The People contend that Papp forfeited his contention that the trial court's imposition of these fines and fees, without considering Papp's ability to pay, violates his right to due process, by failing to raise the issue in the trial court. Given that Papp has also raised a claim of ineffective assistance of counsel for his attorney's failure to object to the imposition of these fines and fees, we consider his due process contention on its merits without considering the question of forfeiture (see People v. Williams (1998) 61 Cal.App.4th 649, 657 [addressing the merits of a claim, despite its possible forfeiture, because defendant asserted ineffective assistance of counsel]).

In Dueñas, supra, 30 Cal.App.5th 1157, 1167, the court held that due process precludes a trial court from "impos[ing]" certain assessments and fines when sentencing a criminal defendant, in the absence of a determination that the defendant has the "present ability to pay" those assessments and fines. Specifically, Dueñas held that "due process of law requires [a] trial court to . . . ascertain a defendant's present ability to pay before it imposes" (1) "court facilities and court operations assessments" (under § 1465.8 and Gov. Code, § 70373, respectively), or (2) a restitution fine (under § 1202.4). (Dueñas, supra, at pp. 1164, 1167, 1172.)

More recently, however, another Court of Appeal opinion questioned whether "Dueñas's expansion of the boundaries of due process" to provide additional "protection not conferred by either [of Dueñas's] foundational pillars" is a "correct interpretation," and ultimately concluded that it is not. (Hicks, supra, 40 Cal.App.5th at p. 327.) In considering the issue, the Hicks court noted that Dueñas rests on "two strands of due process precedent," (id. at p. 326) the first of which "secures a due process-based right of access to the courts," (italics omitted) and the second of which "erects a due process-based bar to incarceration based on the failure to pay criminal penalties when that failure is due to a criminal defendant's indigence rather than contumaciousness." (Id. at p. 325.) Hicks explains that neither of these strands "dictate[s]" Dueñas's result. (Id. at p. 326.)

For this reason and because Dueñas "is inconsistent with the purposes and operation of probation," (Hicks, supra, 40 Cal.App.5th at p. 327) the court in Hicks concluded that "due process does not speak to [the] issue [of how best to balance the competing interests of indigent defendants and an operable court and victim restitution system] and . . . Dueñas was wrong to conclude otherwise." (Id. at p. 329.)

We find the Hicks court's analysis of the due process issue to be persuasive, and for this reason, we adopt the holding in Hicks that "[n]either strand [of due process precedent] bars the imposition of [the] assessments and the . . . restitution fine" even as to a defendant who is unable to pay. (Hicks, supra, 40 Cal.App.5th at p. 329.) Like the defendant in Hicks, Papp has not, to date, been denied access to the courts nor does he face incarceration as a result of the imposition of these financial obligations.

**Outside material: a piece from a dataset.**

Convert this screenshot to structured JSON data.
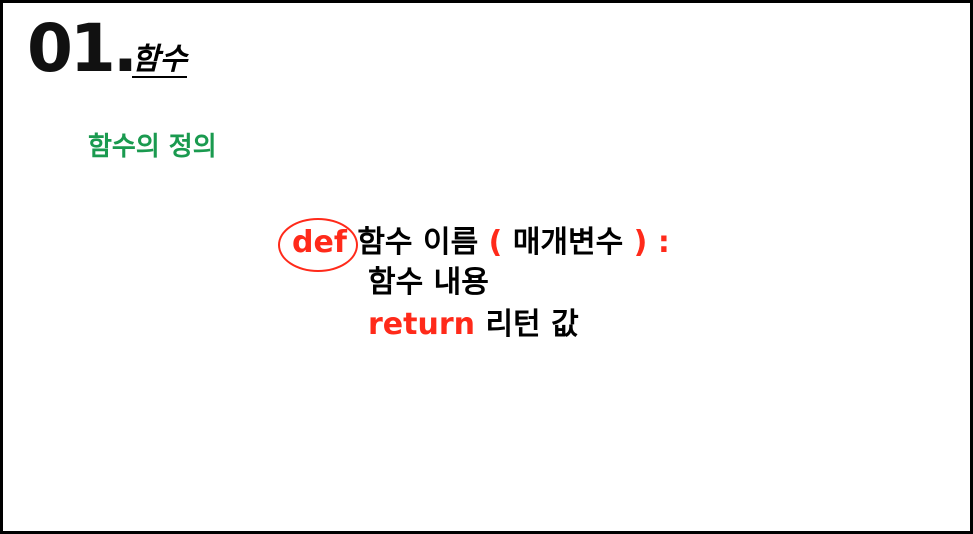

No remand for an ability-to-pay hearing is therefore necessary.

IV.

DISPOSITION

The portion of the probation order requiring Papp to subject his "computers and recordable media" to search at any time is stricken. The matter is remanded to the trial court for the limited purpose of permitting the court to consider whether to impose a different, more narrow search condition with respect to searches of Papp's electronic devices that would be consistent with this opinion. In all other respects, the judgment is affirmed.

AARON, J. WE CONCUR: HALLER, Acting P. J. O'ROURKE, J.


Summaries of

People v. Papp

COURT OF APPEAL, FOURTH APPELLATE DISTRICT DIVISION ONE STATE OF CALIFORNIA
Feb 13, 2020
D075012 (Cal. Ct. App. Feb. 13, 2020)
Case details for

People v. Papp

Case Details

Full title:THE PEOPLE, Plaintiff and Respondent, v. JEFFREY PAPP, Defendant and…

Court:COURT OF APPEAL, FOURTH APPELLATE DISTRICT DIVISION ONE STATE OF CALIFORNIA

Date published: Feb 13, 2020

Citations

D075012 (Cal. Ct. App. Feb. 13, 2020)